Procalcitonin Predicts Response to Beta-Lactam Treatment in Hospitalized Children with Community-Acquired Pneumonia
Published: Thursday, May 17, 2012
Author: Jérémie F. Cohen et al.

by Jérémie F. Cohen, Alexander Leis, Thibault Lecarpentier, Josette Raymond, Dominique Gendrel, Martin Chalumeau


Antibiotic treatment of community-acquired pneumonia (CAP) in children remains mostly empirical because clinical and paraclinical findings poorly discriminate the principal causes of CAP. Fast response to beta-lactam treatment can be considered a proxy of pneumococcal aetiology. We aimed to identify the best biological predictor of response to beta-lactam therapy in children hospitalized for CAP.
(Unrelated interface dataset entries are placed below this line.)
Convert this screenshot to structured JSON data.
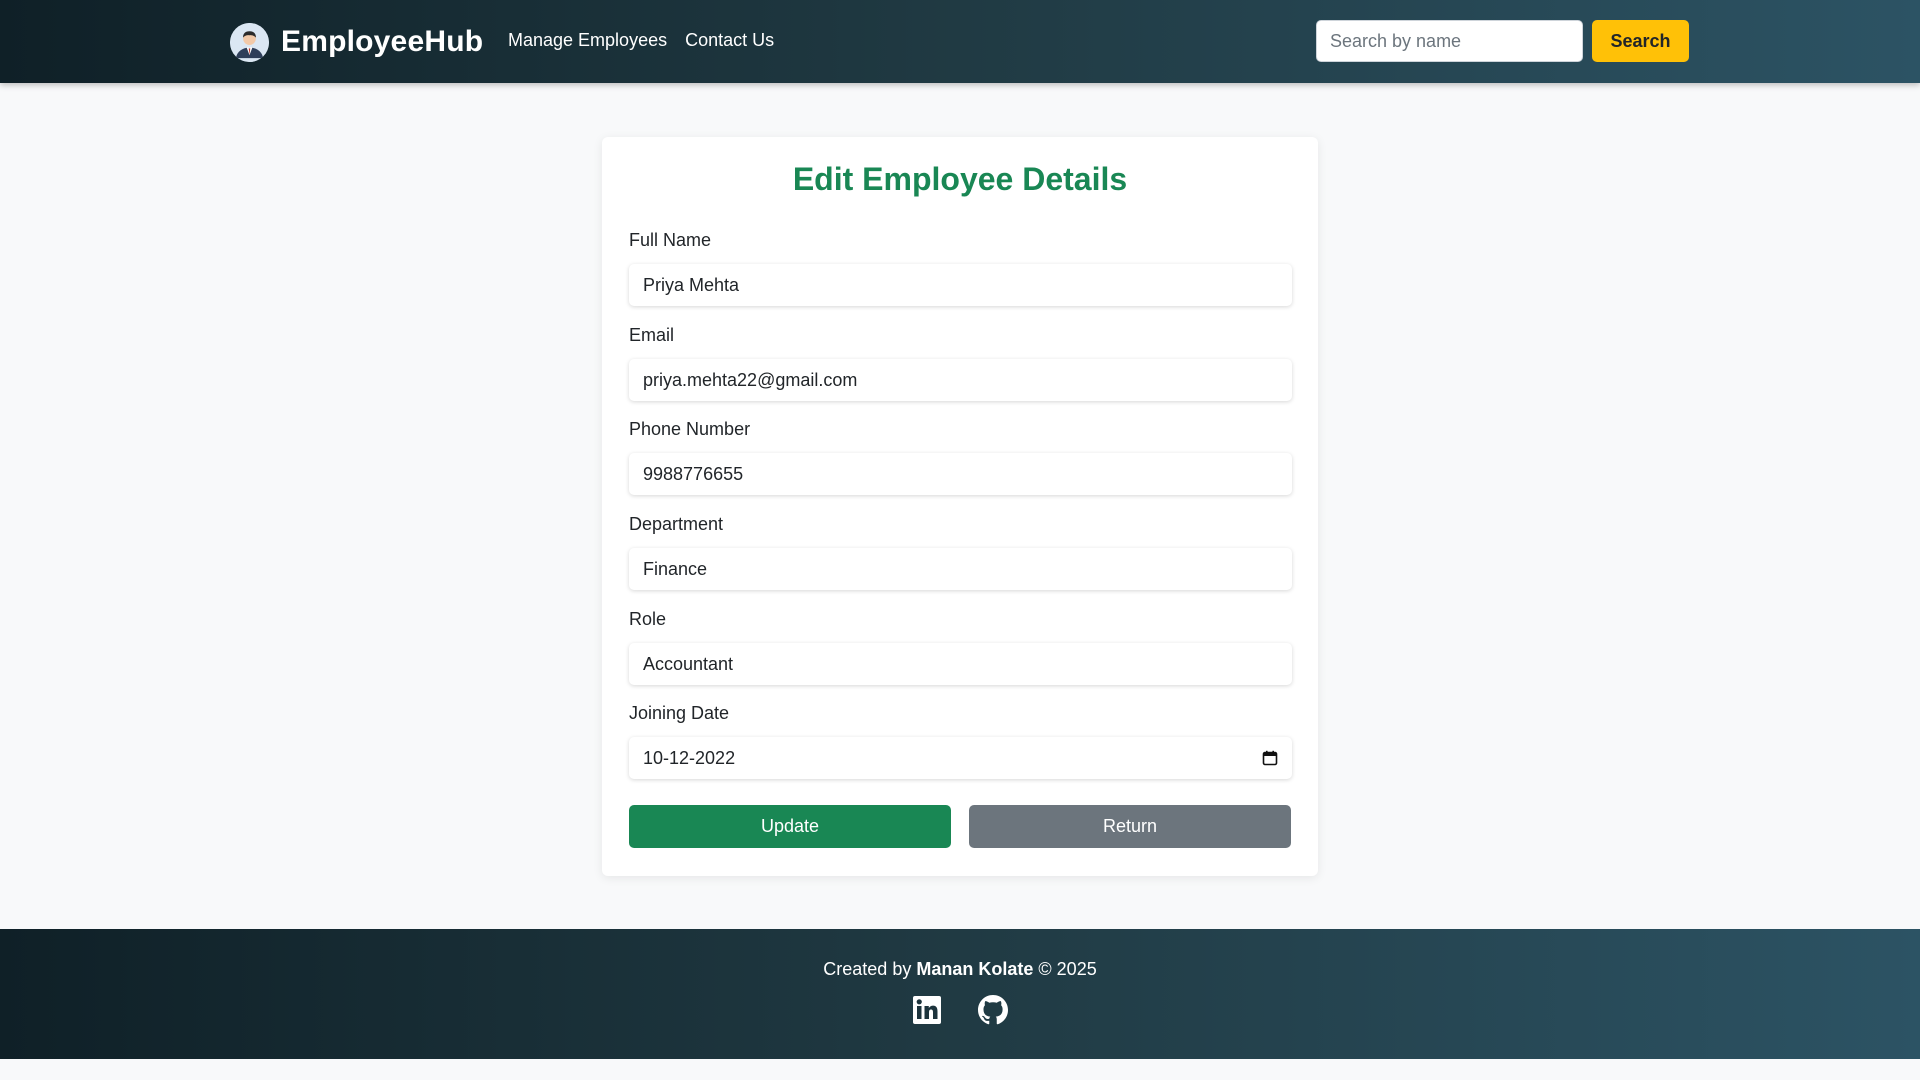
{
  "navbar": {
    "brand": "EmployeeHub",
    "brand_icon": "user-avatar-icon",
    "links": [
      "Manage Employees",
      "Contact Us"
    ],
    "search_placeholder": "Search by name",
    "search_value": "",
    "search_button": "Search"
  },
  "form": {
    "title": "Edit Employee Details",
    "fields": [
      {
        "label": "Full Name",
        "value": "Priya Mehta"
      },
      {
        "label": "Email",
        "value": "priya.mehta22@gmail.com"
      },
      {
        "label": "Phone Number",
        "value": "9988776655"
      },
      {
        "label": "Department",
        "value": "Finance"
      },
      {
        "label": "Role",
        "value": "Accountant"
      },
      {
        "label": "Joining Date",
        "value": "10-12-2022"
      }
    ],
    "update_button": "Update",
    "return_button": "Return"
  },
  "footer": {
    "prefix": "Created by",
    "author": "Manan Kolate",
    "suffix": "© 2025",
    "social_icons": [
      "linkedin-icon",
      "github-icon"
    ]
  },
  "colors": {
    "primary_green": "#198754",
    "secondary_gray": "#6c757d",
    "accent_yellow": "#ffc107",
    "header_gradient": [
      "#0f2027",
      "#203a43",
      "#2c5364"
    ]
  }
}
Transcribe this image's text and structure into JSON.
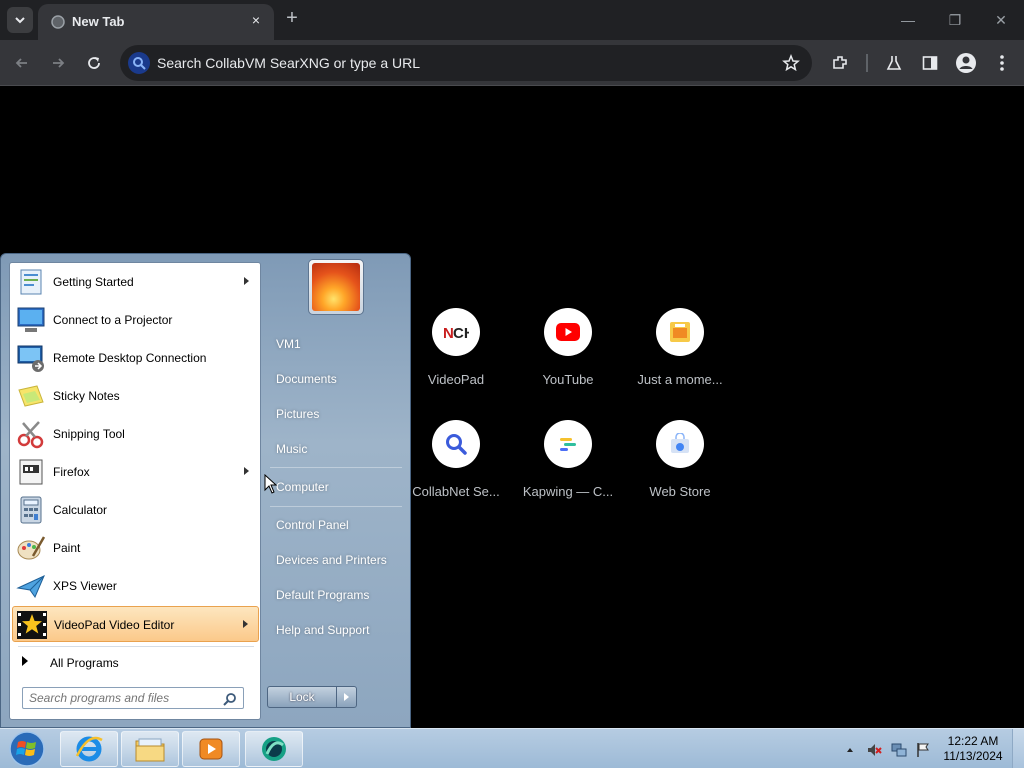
{
  "browser": {
    "tab_title": "New Tab",
    "tab_close": "×",
    "new_tab": "+",
    "omnibox_placeholder": "Search CollabVM SearXNG or type a URL",
    "window": {
      "minimize": "—",
      "restore": "❐",
      "close": "✕"
    }
  },
  "shortcuts": [
    {
      "label": "VideoPad",
      "icon": "videopad-nch-icon"
    },
    {
      "label": "YouTube",
      "icon": "youtube-icon"
    },
    {
      "label": "Just a mome...",
      "icon": "generic-site-icon"
    },
    {
      "label": "CollabNet Se...",
      "icon": "search-magnifier-icon"
    },
    {
      "label": "Kapwing — C...",
      "icon": "kapwing-icon"
    },
    {
      "label": "Web Store",
      "icon": "web-store-icon"
    }
  ],
  "start_menu": {
    "programs": [
      {
        "label": "Getting Started",
        "icon": "getting-started-icon",
        "submenu": true
      },
      {
        "label": "Connect to a Projector",
        "icon": "projector-icon",
        "submenu": false
      },
      {
        "label": "Remote Desktop Connection",
        "icon": "remote-desktop-icon",
        "submenu": false
      },
      {
        "label": "Sticky Notes",
        "icon": "sticky-notes-icon",
        "submenu": false
      },
      {
        "label": "Snipping Tool",
        "icon": "snipping-tool-icon",
        "submenu": false
      },
      {
        "label": "Firefox",
        "icon": "firefox-icon",
        "submenu": true
      },
      {
        "label": "Calculator",
        "icon": "calculator-icon",
        "submenu": false
      },
      {
        "label": "Paint",
        "icon": "paint-icon",
        "submenu": false
      },
      {
        "label": "XPS Viewer",
        "icon": "xps-viewer-icon",
        "submenu": false
      },
      {
        "label": "VideoPad Video Editor",
        "icon": "videopad-icon",
        "submenu": true,
        "highlighted": true
      }
    ],
    "all_programs": "All Programs",
    "search_placeholder": "Search programs and files",
    "right_items": [
      "VM1",
      "Documents",
      "Pictures",
      "Music",
      "Computer",
      "Control Panel",
      "Devices and Printers",
      "Default Programs",
      "Help and Support"
    ],
    "lock_label": "Lock"
  },
  "taskbar": {
    "pinned": [
      "internet-explorer-icon",
      "windows-explorer-icon",
      "media-player-icon",
      "chrome-like-icon"
    ],
    "clock_time": "12:22 AM",
    "clock_date": "11/13/2024"
  }
}
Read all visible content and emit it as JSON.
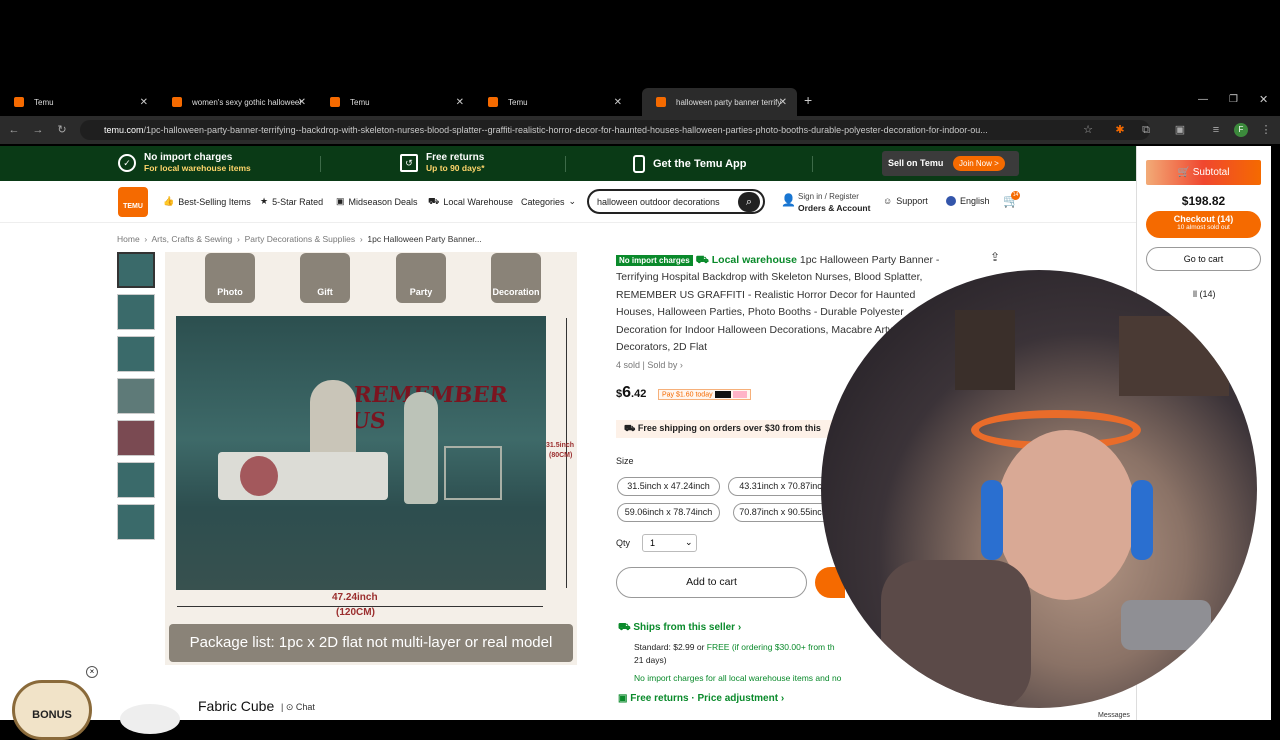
{
  "browser": {
    "tabs": [
      {
        "title": "Temu"
      },
      {
        "title": "women's sexy gothic halloween"
      },
      {
        "title": "Temu"
      },
      {
        "title": "Temu"
      },
      {
        "title": "halloween party banner terrifyi"
      }
    ],
    "url_host": "temu.com",
    "url_path": "/1pc-halloween-party-banner-terrifying--backdrop-with-skeleton-nurses-blood-splatter--graffiti-realistic-horror-decor-for-haunted-houses-halloween-parties-photo-booths-durable-polyester-decoration-for-indoor-ou..."
  },
  "promo": {
    "import_title": "No import charges",
    "import_sub": "For local warehouse items",
    "returns_title": "Free returns",
    "returns_sub": "Up to 90 days*",
    "app": "Get the Temu App",
    "sell": "Sell on Temu",
    "join": "Join Now >"
  },
  "header": {
    "nav": [
      "Best-Selling Items",
      "5-Star Rated",
      "Midseason Deals",
      "Local Warehouse",
      "Categories"
    ],
    "search_value": "halloween outdoor decorations",
    "signin": "Sign in / Register",
    "account": "Orders & Account",
    "support": "Support",
    "language": "English",
    "cart_count": "14"
  },
  "breadcrumb": [
    "Home",
    "Arts, Crafts & Sewing",
    "Party Decorations & Supplies",
    "1pc Halloween Party Banner..."
  ],
  "image": {
    "icons": [
      "Photo",
      "Gift",
      "Party",
      "Decoration"
    ],
    "banner_text": "REMEMBER US",
    "height_label": "31.5inch",
    "height_cm": "(80CM)",
    "width_label": "47.24inch",
    "width_cm": "(120CM)",
    "package": "Package list: 1pc x 2D flat not multi-layer or real model"
  },
  "seller": {
    "name": "Fabric Cube",
    "chat": "Chat"
  },
  "product": {
    "badge": "No import charges",
    "warehouse": "Local warehouse",
    "title": "1pc Halloween Party Banner - Terrifying Hospital Backdrop with Skeleton Nurses, Blood Splatter, REMEMBER US GRAFFITI - Realistic Horror Decor for Haunted Houses, Halloween Parties, Photo Booths - Durable Polyester Decoration for Indoor Halloween Decorations, Macabre Artwork, High Decorators, 2D Flat",
    "sold": "4 sold",
    "sold_by": "Sold by",
    "price_symbol": "$",
    "price_int": "6",
    "price_dec": ".42",
    "paylater": "Pay $1.60 today",
    "shipping": "Free shipping on orders over $30 from this",
    "size_label": "Size",
    "sizes": [
      "31.5inch x 47.24inch",
      "43.31inch x 70.87inch",
      "59.06inch x 78.74inch",
      "70.87inch x 90.55inch"
    ],
    "qty_label": "Qty",
    "qty_value": "1",
    "add_to_cart": "Add to cart",
    "ships_from": "Ships from this seller",
    "standard": "Standard: $2.99 or",
    "free_text": "FREE (if ordering $30.00+ from th",
    "days": "21 days)",
    "import_note": "No import charges for all local warehouse items and no",
    "free_returns": "Free returns · Price adjustment"
  },
  "cart": {
    "subtotal_label": "Subtotal",
    "subtotal": "$198.82",
    "checkout": "Checkout (14)",
    "sold_out": "10 almost sold out",
    "go_to_cart": "Go to cart",
    "all": "ll (14)"
  },
  "misc": {
    "bonus": "BONUS",
    "messages": "Messages"
  },
  "colors": {
    "brand": "#f56a00",
    "green": "#0a8a2b"
  }
}
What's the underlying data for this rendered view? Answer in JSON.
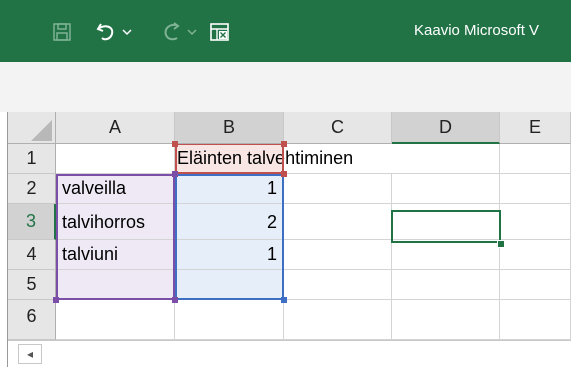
{
  "titlebar": {
    "app_title": "Kaavio Microsoft V",
    "icons": [
      "save-icon",
      "undo-icon",
      "redo-icon",
      "form-icon"
    ],
    "bg_color": "#217346"
  },
  "sheet": {
    "columns": [
      "A",
      "B",
      "C",
      "D",
      "E"
    ],
    "rows": [
      "1",
      "2",
      "3",
      "4",
      "5",
      "6"
    ],
    "cells": {
      "B1": "Eläinten talvehtiminen",
      "A2": "valveilla",
      "B2": "1",
      "A3": "talvihorros",
      "B3": "2",
      "A4": "talviuni",
      "B4": "1"
    },
    "active_cell": "D3",
    "range_colors": {
      "A": "#7b4fa8",
      "B": "#3d6fc4",
      "B1": "#c0504d"
    },
    "accent_color": "#217346"
  },
  "scroll": {
    "left_arrow": "◂"
  }
}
A retrospective, single-centre cohort study included all consecutive patients 1 month to 16 years old hospitalized in a teaching hospital in Paris, France, because of CAP empirically treated with a beta-lactam alone from 2003 to 2010. Uni- and multivariate analyses were used to study the ability of routine biological parameters available in the Emergency Department to predict a favourable response to beta-lactam (defined as apyrexia within 48 hours of treatment onset).


Among the 125 included patients, 85% (106) showed a favourable response to beta-lactam. In multivariate logistic regression, we found procalcitonin (PCT) the only independent predictor of apyrexia (p?=?0.008). The adjusted odds ratio for the decadic logarithm of PCT was 4.3 (95% CI 1.5–12.7). At =3 ng/mL, PCT had 55.7% sensitivity (45.7–65.3), 78.9% specificity (54.4–93.9), 93.7% positive predictive value (84.5–98.2), 24.2% negative predictive value (14.2–36.7), 2.64 positive likelihood ratio (1.09–6.42) and 0.56 negative likelihood ratio (0.41–0.77). In the 4 children with a PCT level =3 ng/mL and who showed no response to beta-lactam treatment, secondary pleural effusion had developed in 3, and viral co-infection was documented in 1.


PCT is the best independent biologic predictor of favourable response to beta-lactam therapy in children hospitalized for CAP. Thus, a high PCT level is highly suggestive of pneumococcal aetiology. However, a 3-ng/mL cut-off does not seem compatible with daily medical practice, and additional research is needed to further define the role of PCT in managing CAP in children.